Slipping circulation and the decline in readership by key demographics at the Kansas City Star present a gloomy scenario that far exceeds the effects of the current economic bust. Like most media, revenues will improve when better times return but the ongoing shift by advertisers (and readers) to other delivery mechanisms will continue to erode profits at the newspaper, resulting in more and more cutbacks and downsizing.
Think of it as a variation of what Star cartoonist Lee Judge told an assembly of locals at a KC Public Library talk shortly after he learned that he had been laid off by the newspaper along with myself and sports columnist Jeff Flanagan.
“Daddy is a blacksmith,” Judge said he told his kids when he went home on that dark day.
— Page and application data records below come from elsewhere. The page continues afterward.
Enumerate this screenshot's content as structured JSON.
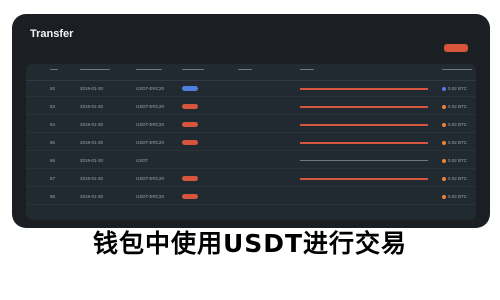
{
  "window": {
    "title": "Transfer"
  },
  "colors": {
    "accent": "#d8553d",
    "blue": "#4f7ee0",
    "dark": "#1b1e23",
    "panel": "#222a31"
  },
  "table": {
    "rows": [
      {
        "id": "82",
        "date": "2019-01-30",
        "name": "USDT-ERC20",
        "status": "blue",
        "detail": "long",
        "amount": "0.02 BTC",
        "dot_color": "#4f7ee0"
      },
      {
        "id": "83",
        "date": "2019-01-30",
        "name": "USDT-ERC20",
        "status": "red",
        "detail": "long",
        "amount": "0.02 BTC",
        "dot_color": "#e8833a"
      },
      {
        "id": "84",
        "date": "2019-01-30",
        "name": "USDT-ERC20",
        "status": "red",
        "detail": "long",
        "amount": "0.02 BTC",
        "dot_color": "#e8833a"
      },
      {
        "id": "85",
        "date": "2019-01-30",
        "name": "USDT-ERC20",
        "status": "red",
        "detail": "long",
        "amount": "0.02 BTC",
        "dot_color": "#e8833a"
      },
      {
        "id": "86",
        "date": "2019-01-30",
        "name": "USDT",
        "status": "none",
        "detail": "text",
        "amount": "0.02 BTC",
        "dot_color": "#e8833a"
      },
      {
        "id": "87",
        "date": "2019-01-30",
        "name": "USDT-ERC20",
        "status": "red",
        "detail": "long",
        "amount": "0.02 BTC",
        "dot_color": "#e8833a"
      },
      {
        "id": "88",
        "date": "2019-01-30",
        "name": "USDT-ERC20",
        "status": "red",
        "detail": "none",
        "amount": "0.02 BTC",
        "dot_color": "#e8833a"
      }
    ]
  },
  "banner": {
    "text": "钱包中使用USDT进行交易"
  }
}
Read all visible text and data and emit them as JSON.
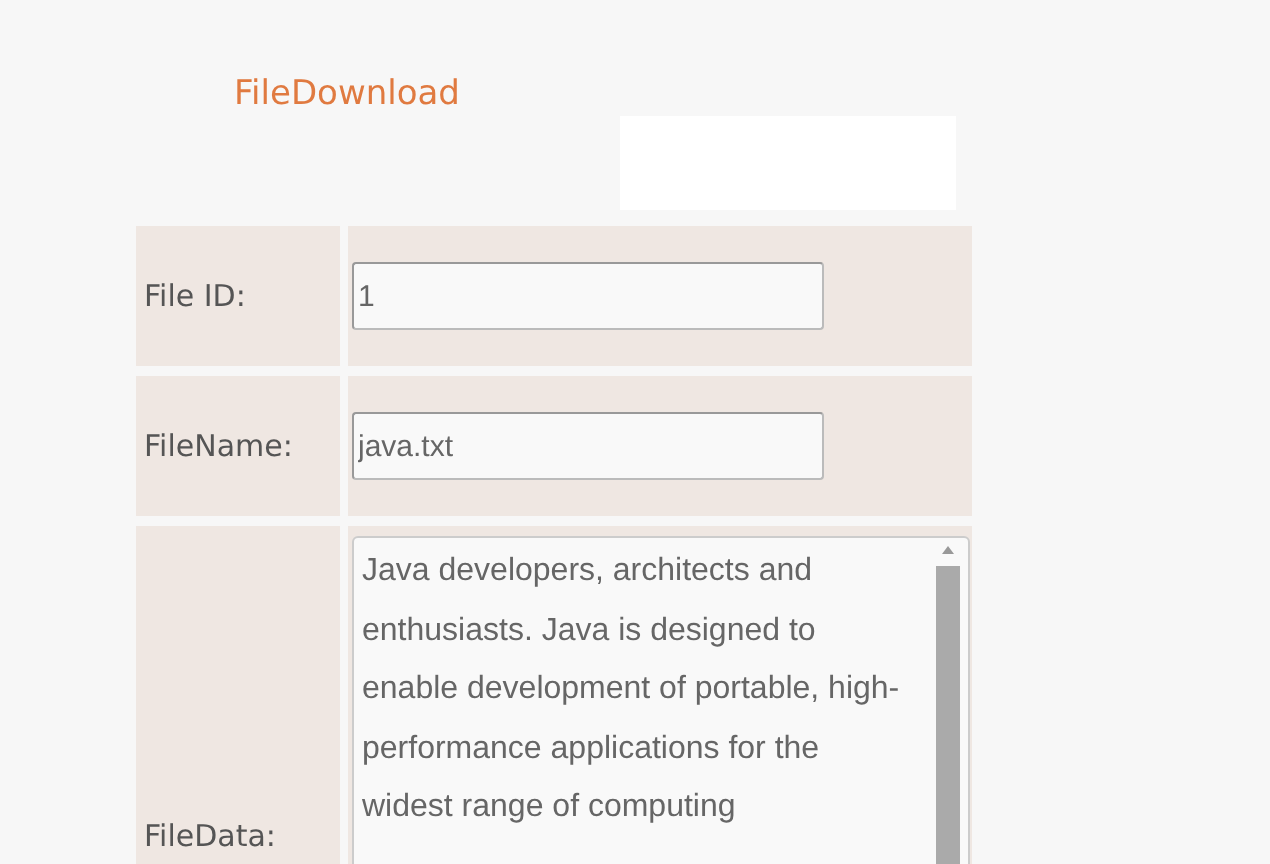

Translation: the times they are a changing. Just as horseless carriages replaced the once-mighty horse, the electronic media is ripping away at the financially luctrative monopoly newspapers have held more than a century.
Price Chopper, for example, recently migrated the distribution of much of its weekly print flyers to direct mail, owing to waning Star circulation and its desire to reach more area households.
“The same problems Price Chopper has been having with the lack of circulation, all the grocery stores are having, says Mail-Sort’s Steve Laningham. “HyVee has 600,000 homes that they’re going to mail to so that’s three times the circulation of the Star. Hen House has 370,000 homes on their list that they want to mail to.”
Forget the “million readers” the Star often touts. At best the newspaper reaches 200,000 addresses on most days and Laningham projects that number may be closer to 180,000 when new circulation numbers come out.
“They’re losing about 10 percent of their readership a year,” Laningham says.
Which poses a substantial problem to grocers wanting to reach each and every customer in range of their outlets in a Greater Kansas City population estimated at 2 million people.
“The grocery stores want to make sure everyone is getting their ads, not just newspaper subscribers,” Laningham says. “And we have an election coming up next year, and the presidential election in two years, and we all know they’re going to be very polarizing elections. And some people don’t want to continue to subscribe to a paper because of its politics. It may not be a big percentage, but even if it’s 5 percent it adds up.
“And let’s face it,